Not Too Plain and Not Too Unique

You don’t want your main characters to have a name that’s so bland that it’s forgettable. On the other hand, you don’t want a name that’s too difficult to pronounce or spelled in a confusing way. It gets in the way of the story.

Alliteration Is Your Friend

You can use a device like alliteration to make a memorable name like Wonder Woman or Bugs Bunny. Alliteration is a time tested way to make a name stick in people’s minds!

Not All Characters Need Names

When you name someone, you’re signaling to the reader that this character is important. If your character only has two dialogue lines or is just around really briefly in your script, they likely won’t need to be named. You can call them by their function, such as “Man on Street” or “Barista.”

Baby Names

If you’re stuck, head over to a baby names website and start browsing! Baby name websites are a reliable go-to for character naming. If you’re looking for more unique names or names relating to a specific time period, I’d suggest perusing old yearbooks, a phonebook, or even your family tree for inspiration!

There are many things to consider when naming your characters, just like naming children or animals in real life! Don’t forget, next time you hear a name that sparks something in you, jot it down. You’ll thank yourself later. Happy writing!

You may also be interested in...

Write a Flashback in a Traditional Screenplay

Going Back in Time: How to Write a Flashback in a Traditional Screenplay

When I hear the term “flashback” my mind immediately goes to “Wayne’s World,” where Wayne and Garth wiggle their fingers and go, “diddle-iddle-um, diddle-iddle-um” and we dissolve into the past. If only all flashbacks could be that easy and fun!

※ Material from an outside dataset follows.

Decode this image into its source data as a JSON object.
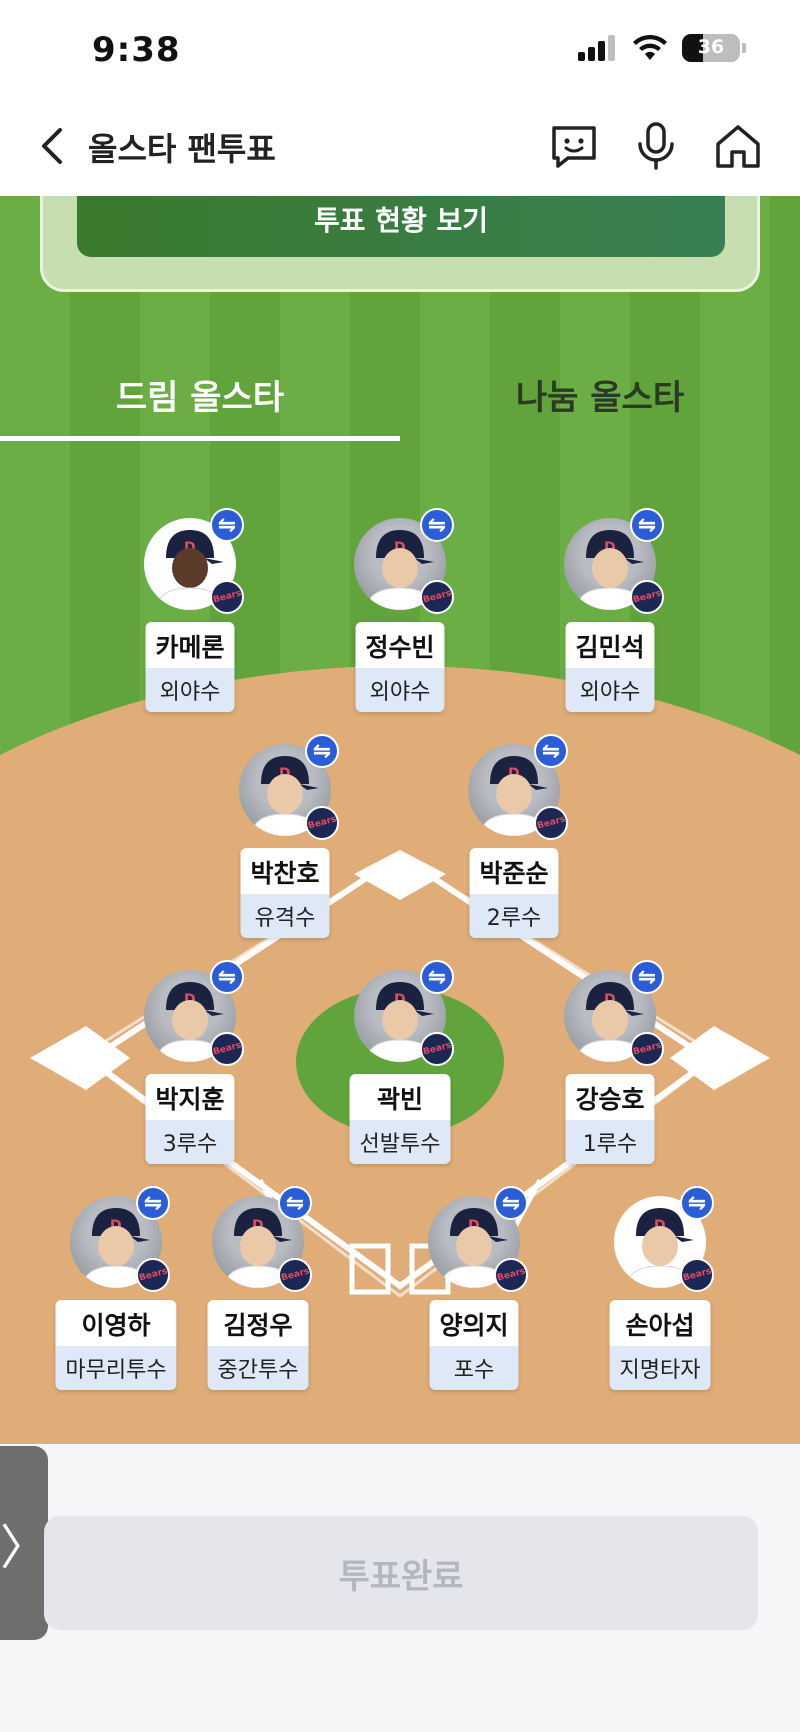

If you’ve been wondering about how to write flashbacks in a traditional screenplay, both in terms of format, and how to introduce them, then here are some tips I’ve come across that might help! Flashbacks should only be employed when there’s no other way to move us forward in the script without revealing or telling us something important...

2 Ways to Write a Montage in a Traditional Screenplay

2 Ways to Write a Montage in a Traditional Screenplay

Montages. We all know a montage when we see it in a film, but what exactly is going on there? What does montage screenplay format look like? What if my montage is happening in more than one location in my script? Here are some tips on how to write a montage in a script that have helped me in my writing. A montage is a collection of short scenes or brief moments that are lumped together to quickly show a passage of time. There’s usually no, or very little dialogue in a montage. A montage can be used to condense time and tell us a big part of a story in a brief time frame. A montage can also ...

Top 5 Tips for Writing Strong Dialogue

Top 5 Tips for Writing Strong Dialogue in a Screenplay

Human communication is weird — we “hmm,” “mm,” and “like” our way through conversations. We pause, we misdirect, we ramble tangentially. The majority of the time, we don’t even speak in person. We text, we message, we post on social media, and we speak on the growing-more-rare phone. As screenwriters, we have to be able to represent human communication in ways that feel realistic, cool, and inspirational. It’s not easy and can be pretty daunting, so here are some tips that are sure to come in handy when you’re sweating your dialogue! Screenplay Dialogue Tip 1: Realistic can be misleading. Everyone ...